▶ **Your task**
Find and copy each line of the listing below that has the word "RCBO" in it.

▶ **Records for this exercise**
--------------------

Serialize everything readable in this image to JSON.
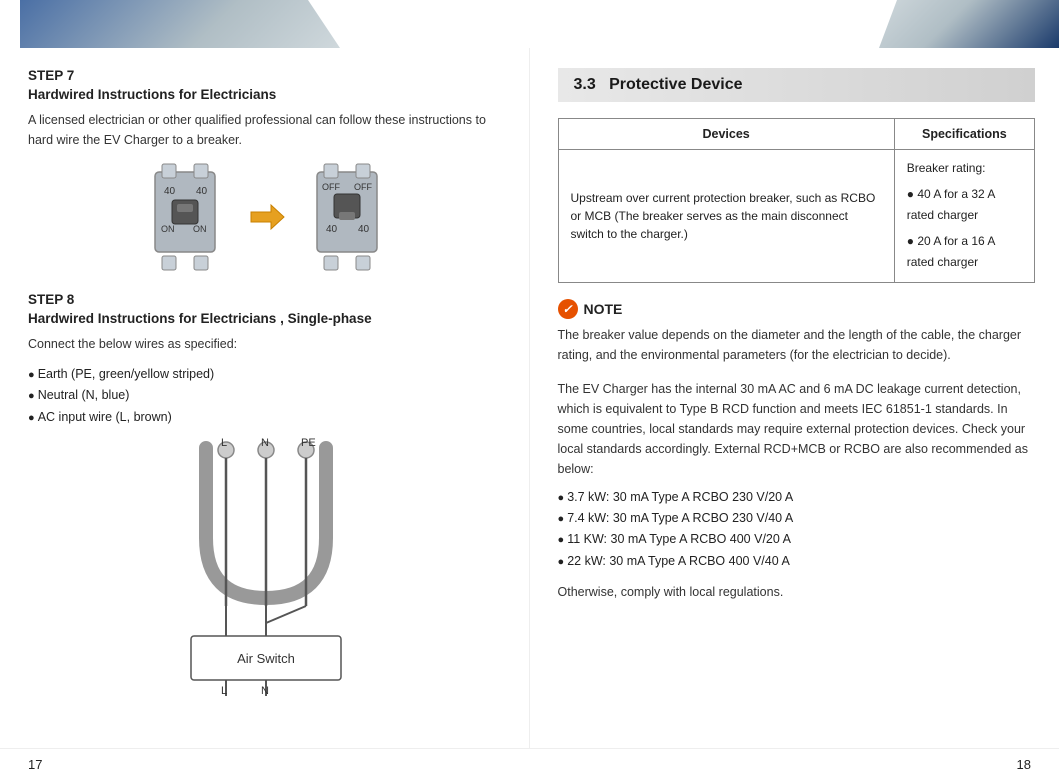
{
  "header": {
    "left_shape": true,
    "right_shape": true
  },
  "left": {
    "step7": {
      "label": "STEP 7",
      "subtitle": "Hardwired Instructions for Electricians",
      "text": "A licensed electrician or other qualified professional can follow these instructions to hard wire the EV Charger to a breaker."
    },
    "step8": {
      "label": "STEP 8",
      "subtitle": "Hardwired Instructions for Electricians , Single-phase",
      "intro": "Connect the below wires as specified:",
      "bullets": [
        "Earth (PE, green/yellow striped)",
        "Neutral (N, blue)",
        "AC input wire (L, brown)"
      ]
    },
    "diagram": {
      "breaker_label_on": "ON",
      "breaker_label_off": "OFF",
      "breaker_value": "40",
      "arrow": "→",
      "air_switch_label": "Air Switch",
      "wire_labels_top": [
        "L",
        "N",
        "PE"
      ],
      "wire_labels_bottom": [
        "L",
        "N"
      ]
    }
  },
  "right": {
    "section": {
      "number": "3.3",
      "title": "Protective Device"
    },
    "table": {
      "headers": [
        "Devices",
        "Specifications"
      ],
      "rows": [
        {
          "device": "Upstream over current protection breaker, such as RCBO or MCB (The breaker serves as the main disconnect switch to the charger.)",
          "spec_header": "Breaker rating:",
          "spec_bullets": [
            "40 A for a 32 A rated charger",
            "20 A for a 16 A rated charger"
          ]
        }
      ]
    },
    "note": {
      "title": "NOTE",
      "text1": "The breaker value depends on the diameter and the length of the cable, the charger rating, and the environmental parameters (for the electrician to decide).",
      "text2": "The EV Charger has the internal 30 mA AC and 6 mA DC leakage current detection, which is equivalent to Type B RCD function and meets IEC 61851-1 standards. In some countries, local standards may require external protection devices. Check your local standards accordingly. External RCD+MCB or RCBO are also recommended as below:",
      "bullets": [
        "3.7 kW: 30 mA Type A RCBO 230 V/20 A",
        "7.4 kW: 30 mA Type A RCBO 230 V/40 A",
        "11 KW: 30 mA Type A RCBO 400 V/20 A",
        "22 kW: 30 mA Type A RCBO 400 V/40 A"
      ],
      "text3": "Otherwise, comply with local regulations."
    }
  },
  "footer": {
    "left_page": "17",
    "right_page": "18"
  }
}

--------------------

▶ **Solution to this task**
          "device": "Upstream over current protection breaker, such as RCBO or MCB (The breaker serves as the main disconnect switch to the charger.)",
      "text2": "The EV Charger has the internal 30 mA AC and 6 mA DC leakage current detection, which is equivalent to Type B RCD function and meets IEC 61851-1 standards. In some countries, local standards may require external protection devices. Check your local standards accordingly. External RCD+MCB or RCBO are also recommended as below:",
        "3.7 kW: 30 mA Type A RCBO 230 V/20 A",
        "7.4 kW: 30 mA Type A RCBO 230 V/40 A",
        "11 KW: 30 mA Type A RCBO 400 V/20 A",
        "22 kW: 30 mA Type A RCBO 400 V/40 A"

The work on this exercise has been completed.